Now I’ve gotta love so deep in the pit of my heart
And each day it grows more and more
I’m not ashamed to come and plead to you baby
If pleadin’ keeps you from walkin’ out that door
Ain’t too proud to beg, you know it sweet darlin’
Ain’t Too Proud to Beg — The Temptations
There are times that my love for our Unitarian Universalist faith is so full that I feel as if my heart will burst. I want every congregation to be vibrant; bursting at the seams with people wanting to make the world a place where every soul has space and encouragement to flourish.
Behind that aspiration is a reality where a congregation has to be “healthy” before they can be “vibrant.” We consultants who serve congregations stress the need for congregations to send their leaders to systems sensibility trainings such as Healthy Congregations(R) or Smart Church to develop these sensibilities.

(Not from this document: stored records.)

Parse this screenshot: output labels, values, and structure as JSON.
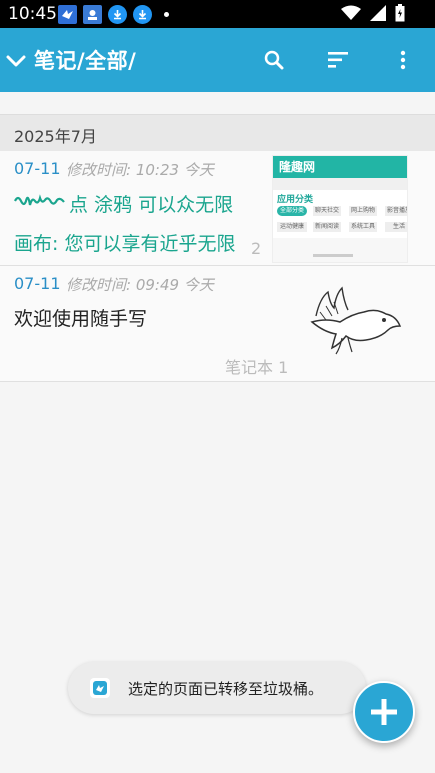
{
  "status_bar": {
    "time": "10:45"
  },
  "app_bar": {
    "title": "笔记/全部/"
  },
  "section": {
    "label": "2025年7月"
  },
  "notes": [
    {
      "date": "07-11",
      "modified": "修改时间: 10:23 今天",
      "line1": "点 涂鸦 可以众无限",
      "line2": "画布: 您可以享有近乎无限",
      "count": "2",
      "thumbnail": {
        "logo": "隆趣网",
        "heading": "应用分类",
        "chips": [
          "全部分类",
          "聊天社交",
          "网上购物",
          "影音播放",
          "运动健康",
          "新闻阅读",
          "系统工具",
          "生活"
        ]
      }
    },
    {
      "date": "07-11",
      "modified": "修改时间: 09:49 今天",
      "text": "欢迎使用随手写",
      "notebook": "笔记本 1"
    }
  ],
  "toast": {
    "text": "选定的页面已转移至垃圾桶。"
  },
  "colors": {
    "primary": "#2aa6d4",
    "accent_text": "#1aa58e",
    "date_blue": "#2a8fc7"
  }
}
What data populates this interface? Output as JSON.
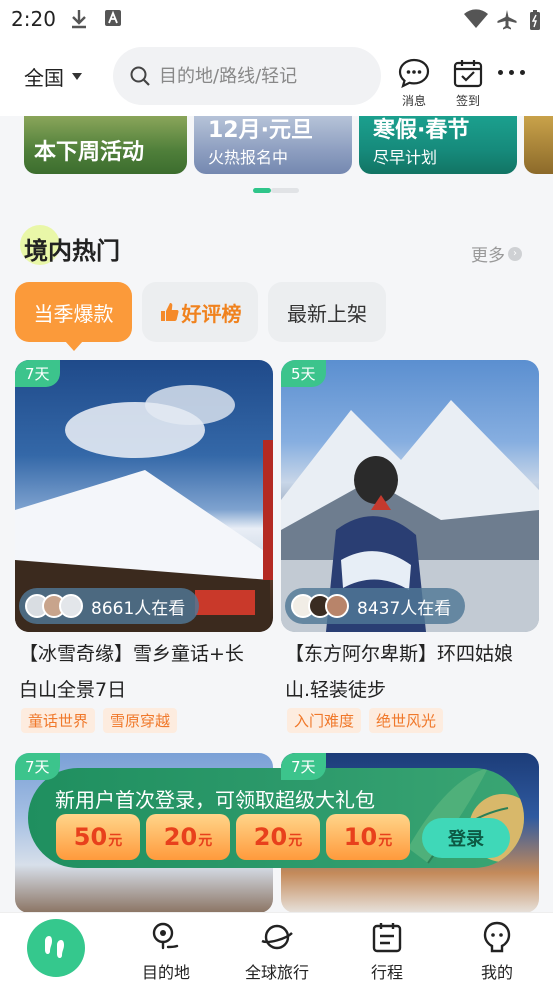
{
  "status_bar": {
    "time": "2:20"
  },
  "header": {
    "region": "全国",
    "search_placeholder": "目的地/路线/轻记",
    "message_label": "消息",
    "checkin_label": "签到"
  },
  "banner": [
    {
      "title": "本下周活动",
      "subtitle": ""
    },
    {
      "title": "12月·元旦",
      "subtitle": "火热报名中"
    },
    {
      "title": "寒假·春节",
      "subtitle": "尽早计划"
    }
  ],
  "section": {
    "title": "境内热门",
    "more": "更多"
  },
  "tabs": [
    {
      "label": "当季爆款",
      "active": true
    },
    {
      "label": "好评榜",
      "active": false
    },
    {
      "label": "最新上架",
      "active": false
    }
  ],
  "products": [
    {
      "days": "7天",
      "watching": "8661人在看",
      "title_line1": "【冰雪奇缘】雪乡童话+长",
      "title_line2": "白山全景7日",
      "tags": [
        "童话世界",
        "雪原穿越"
      ]
    },
    {
      "days": "5天",
      "watching": "8437人在看",
      "title_line1": "【东方阿尔卑斯】环四姑娘",
      "title_line2": "山.轻装徒步",
      "tags": [
        "入门难度",
        "绝世风光"
      ]
    }
  ],
  "products_row2": [
    {
      "days": "7天"
    },
    {
      "days": "7天"
    }
  ],
  "promo": {
    "text": "新用户首次登录，可领取超级大礼包",
    "coupons": [
      {
        "amount": "50",
        "unit": "元"
      },
      {
        "amount": "20",
        "unit": "元"
      },
      {
        "amount": "20",
        "unit": "元"
      },
      {
        "amount": "10",
        "unit": "元"
      }
    ],
    "login_label": "登录"
  },
  "bottom_nav": {
    "items": [
      "目的地",
      "全球旅行",
      "行程",
      "我的"
    ]
  },
  "colors": {
    "brand_green": "#35c88d",
    "accent_orange": "#fb9a3a",
    "tag_orange": "#f0782a"
  }
}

Most of our UU leadership schools include a strong component of systems understanding. Congregational Leaders who have been through the training rave about how helpful it has been. And yet, I still see a lot of resistance in some congregations about making this training a priority for their leaders.
I had an “aha!” moment about that resistance recently when reading the new Patrick Lencioni book The Advantage: Why Organizational Health Trumps Everything Else in Business. (I should note that Lencioni is a favorite among many successful GenX religious leaders.) Lencioni notes that:
In spite of its undeniable power, so many leaders struggle to embrace organizational health..because they quietly believe they are too sophisticated, too busy, or too analytical to bother with it. In other words, they think it’s beneath them.
A couple of the cultural challenges within Unitarian Universalism is resisting the temptation to think that we already have the answers, or that some of the simple truths don’t concern us. I hope that we can transform that attitude into one where we are not too proud to learn what we think we already know. The Buddhists call this “beginner’s mind.” The Christian Scriptures invite us to “receive the kingdom of God like a little child.” And our very own James Luther Adams reminds us that “revelation is not sealed.”